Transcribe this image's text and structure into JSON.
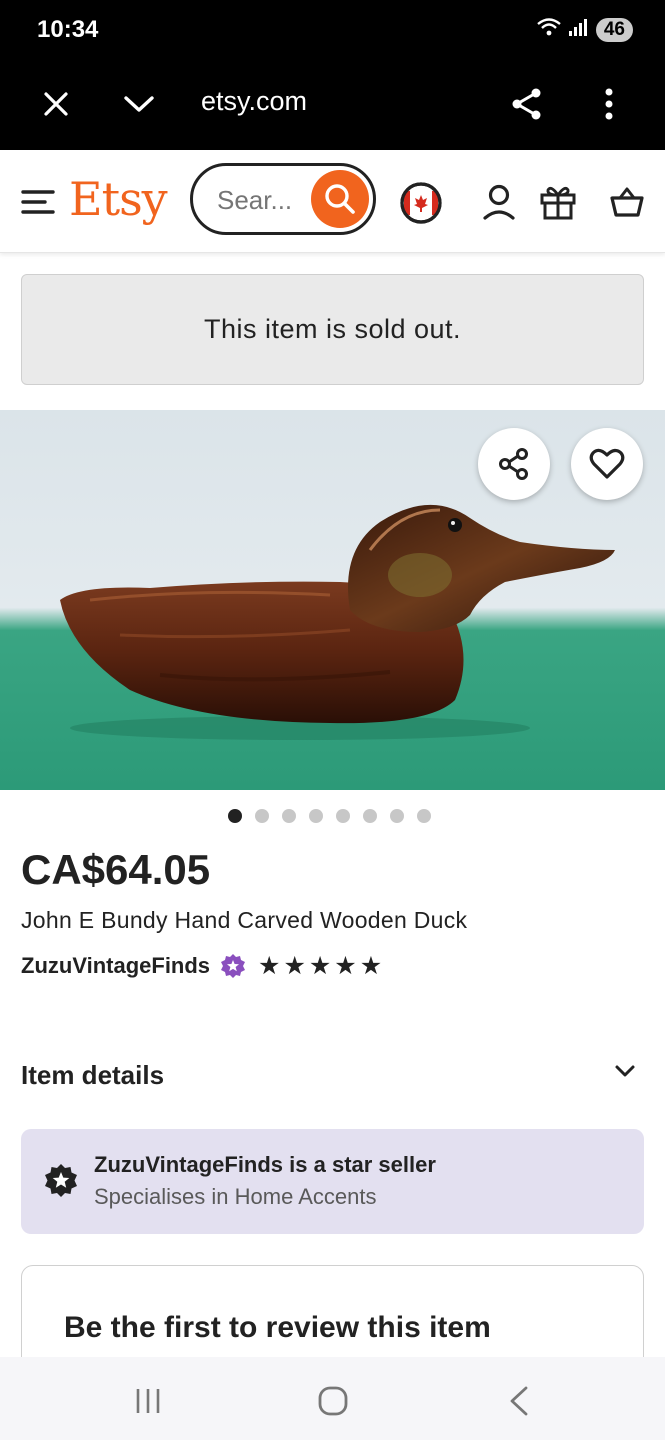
{
  "status_bar": {
    "time": "10:34",
    "battery": "46",
    "wifi_icon": "wifi-icon",
    "signal_icon": "signal-icon"
  },
  "browser": {
    "url": "etsy.com"
  },
  "header": {
    "logo": "Etsy",
    "search_placeholder": "Sear...",
    "icons": [
      "menu-icon",
      "search-icon",
      "canada-flag-icon",
      "account-icon",
      "gift-icon",
      "cart-icon"
    ]
  },
  "notice": {
    "sold_out": "This item is sold out."
  },
  "gallery": {
    "image_count": 8,
    "active_index": 0
  },
  "product": {
    "price": "CA$64.05",
    "title": "John E Bundy Hand Carved Wooden Duck",
    "shop_name": "ZuzuVintageFinds",
    "stars": "★★★★★",
    "rating": 5
  },
  "item_details": {
    "label": "Item details"
  },
  "star_seller": {
    "title": "ZuzuVintageFinds is a star seller",
    "subtitle": "Specialises in Home Accents"
  },
  "reviews": {
    "title": "Be the first to review this item"
  },
  "colors": {
    "brand": "#f1641e",
    "star_seller_bg": "#e3e0f0",
    "badge": "#8a4fbe"
  }
}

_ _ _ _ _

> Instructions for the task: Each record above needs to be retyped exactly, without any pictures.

> Answer to this exercise:
Transcribe this image's text and structure into JSON.
{
  "status_bar": {
    "time": "10:34",
    "battery": "46",
    "wifi_icon": "wifi-icon",
    "signal_icon": "signal-icon"
  },
  "browser": {
    "url": "etsy.com"
  },
  "header": {
    "logo": "Etsy",
    "search_placeholder": "Sear...",
    "icons": [
      "menu-icon",
      "search-icon",
      "canada-flag-icon",
      "account-icon",
      "gift-icon",
      "cart-icon"
    ]
  },
  "notice": {
    "sold_out": "This item is sold out."
  },
  "gallery": {
    "image_count": 8,
    "active_index": 0
  },
  "product": {
    "price": "CA$64.05",
    "title": "John E Bundy Hand Carved Wooden Duck",
    "shop_name": "ZuzuVintageFinds",
    "stars": "★★★★★",
    "rating": 5
  },
  "item_details": {
    "label": "Item details"
  },
  "star_seller": {
    "title": "ZuzuVintageFinds is a star seller",
    "subtitle": "Specialises in Home Accents"
  },
  "reviews": {
    "title": "Be the first to review this item"
  },
  "colors": {
    "brand": "#f1641e",
    "star_seller_bg": "#e3e0f0",
    "badge": "#8a4fbe"
  }
}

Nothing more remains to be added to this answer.